This first of two very strange lines in the 4 p.m. ET first pitches. This one has seen some Astros movement on the overnights. Vincent Velasquez takes the mound for the third time this season for the Astros. He has flashed good strikeout potential with 12 strikeouts in 9.2 innings of work, but he has also walked six. Command has been a little bit of an issue as well with a .391 BABIP against. He’s shown fly ball tendencies so far, which certainly play better at Safeco than they do at Minute Maid Park. For as lefty-heavy as the Mariners are, they rank 29th in wOBA against righties at .290 with one of the league’s highest strikeout rates.
JA Happ has cut down on the walks and has been able to pitch to Safeco Field’s pitcher-friendly conditions this season en route to a 3.79 ERA, 3.56 FIP, 3.82 xFIP. Nothing is wildly out of range for Happ, though his 76 percent LOB% should go down due to a lack of punchouts. Happ has a 1.88 ERA at home, which likely explains why this line opened where it did. I’m not really buying Happ and I agree with this line move. I think the Astros are in a better position for this game.
The market has moved this game closer to a money line pick ‘em with Andrew Cashner against Jeremy Hellickson. Cashner certainly has more upside of the two.
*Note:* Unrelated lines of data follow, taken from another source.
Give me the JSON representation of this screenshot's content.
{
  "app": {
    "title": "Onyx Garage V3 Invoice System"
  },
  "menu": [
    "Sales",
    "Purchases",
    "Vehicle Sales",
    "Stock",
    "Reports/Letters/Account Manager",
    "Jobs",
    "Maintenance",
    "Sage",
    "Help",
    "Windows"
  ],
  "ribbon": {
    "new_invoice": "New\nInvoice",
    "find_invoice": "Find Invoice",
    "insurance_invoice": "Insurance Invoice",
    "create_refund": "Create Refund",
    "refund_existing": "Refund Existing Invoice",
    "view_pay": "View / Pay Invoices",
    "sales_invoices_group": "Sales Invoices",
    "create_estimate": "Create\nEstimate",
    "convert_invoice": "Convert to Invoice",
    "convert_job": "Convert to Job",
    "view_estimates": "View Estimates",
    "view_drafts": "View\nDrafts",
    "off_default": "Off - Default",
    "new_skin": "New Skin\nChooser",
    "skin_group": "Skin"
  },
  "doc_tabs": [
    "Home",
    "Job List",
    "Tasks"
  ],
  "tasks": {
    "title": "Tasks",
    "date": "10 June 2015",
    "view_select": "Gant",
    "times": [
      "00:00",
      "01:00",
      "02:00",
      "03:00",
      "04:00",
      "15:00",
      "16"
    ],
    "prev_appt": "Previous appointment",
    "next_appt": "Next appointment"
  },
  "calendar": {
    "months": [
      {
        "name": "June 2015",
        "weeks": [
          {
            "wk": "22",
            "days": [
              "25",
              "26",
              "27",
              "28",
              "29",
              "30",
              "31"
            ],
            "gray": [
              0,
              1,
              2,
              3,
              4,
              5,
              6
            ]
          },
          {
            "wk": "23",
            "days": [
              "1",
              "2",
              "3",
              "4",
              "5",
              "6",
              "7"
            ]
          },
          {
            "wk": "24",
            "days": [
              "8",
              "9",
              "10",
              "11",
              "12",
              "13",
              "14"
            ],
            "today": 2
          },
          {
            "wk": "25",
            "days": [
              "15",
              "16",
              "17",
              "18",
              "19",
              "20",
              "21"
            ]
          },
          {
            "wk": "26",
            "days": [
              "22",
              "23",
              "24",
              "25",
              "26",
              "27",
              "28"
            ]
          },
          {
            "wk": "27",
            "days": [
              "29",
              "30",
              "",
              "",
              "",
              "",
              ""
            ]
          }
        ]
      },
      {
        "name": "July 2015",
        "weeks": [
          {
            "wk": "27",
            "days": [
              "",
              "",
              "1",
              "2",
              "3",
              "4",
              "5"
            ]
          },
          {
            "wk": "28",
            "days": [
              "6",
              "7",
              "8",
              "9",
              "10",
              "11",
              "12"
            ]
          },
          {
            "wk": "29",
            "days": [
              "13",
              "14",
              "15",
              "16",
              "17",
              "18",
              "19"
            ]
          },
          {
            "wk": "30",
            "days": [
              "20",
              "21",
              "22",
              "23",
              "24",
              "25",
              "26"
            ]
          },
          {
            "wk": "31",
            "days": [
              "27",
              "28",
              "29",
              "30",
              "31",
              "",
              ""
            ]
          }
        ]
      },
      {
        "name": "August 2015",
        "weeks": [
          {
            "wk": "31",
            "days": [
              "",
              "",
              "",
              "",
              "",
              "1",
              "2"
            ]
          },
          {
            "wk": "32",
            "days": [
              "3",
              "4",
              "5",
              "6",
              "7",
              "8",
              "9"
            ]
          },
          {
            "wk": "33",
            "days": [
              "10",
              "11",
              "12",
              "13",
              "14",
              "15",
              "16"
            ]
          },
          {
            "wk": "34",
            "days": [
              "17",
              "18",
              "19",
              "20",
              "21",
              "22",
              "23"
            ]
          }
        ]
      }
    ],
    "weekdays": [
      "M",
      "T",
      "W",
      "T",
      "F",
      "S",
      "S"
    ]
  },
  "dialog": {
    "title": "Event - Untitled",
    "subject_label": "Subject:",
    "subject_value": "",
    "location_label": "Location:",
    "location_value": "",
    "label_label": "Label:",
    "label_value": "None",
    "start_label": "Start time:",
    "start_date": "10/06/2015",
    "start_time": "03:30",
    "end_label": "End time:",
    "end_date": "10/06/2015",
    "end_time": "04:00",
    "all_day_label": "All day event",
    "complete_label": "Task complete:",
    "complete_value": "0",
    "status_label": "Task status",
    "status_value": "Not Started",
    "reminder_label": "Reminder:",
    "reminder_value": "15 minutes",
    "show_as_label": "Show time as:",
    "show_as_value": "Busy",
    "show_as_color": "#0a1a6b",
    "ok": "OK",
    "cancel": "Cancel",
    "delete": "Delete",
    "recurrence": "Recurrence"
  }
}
Like Tyson Ross and other Padres, Cashner has been victimized by the terrible Padres defense, but he’s also made his own problems by allowing a total of 13 home runs in 85 innings. He allowed 12 over 175 innings in 2013 and seven over 123.1 innings last season. I believe that’s an anomaly. Cashner is throwing his slider more, which is a sign of better elbow health from a guy that has had some issues. His velocity is there across the board. He has really struggled lately, which concerns me in this start that maybe something is acting up, but it’s probably just mechanical.
On the other side, Jeremy Hellickson has a 5.10 ERA, a 4.77 FIP, and a 4.24 xFIP. He’s a guy that regularly outpitched his advanced metrics in Tampa and has not been able to replicate it for three years in a row. I’ve never been a big believer in the control. He’s a guy with marginal stuff that requires hitters to chase. He does have much better splits against righties this season. Lefties are killing him with a .303/.393/.517 slash and a 19/17 K/BB ratio. Righties are a more pedestrian .243/.282/.456. His 5.91 ERA at home is pretty indicative of what Chase Field can do to pitchers that struggle with control and command.
I think the San Diego line move is justified, but I wonder if Cashner can smooth things out. On the other hand, I wonder if Hellickson can shake off his home performance to date. To me, this looks like a small play on the first 5 over and see what happens. Cashner has the higher upside to justify a play on the Padres, but I don’t like what either of these guys are doing lately.
St. Louis at Philadelphia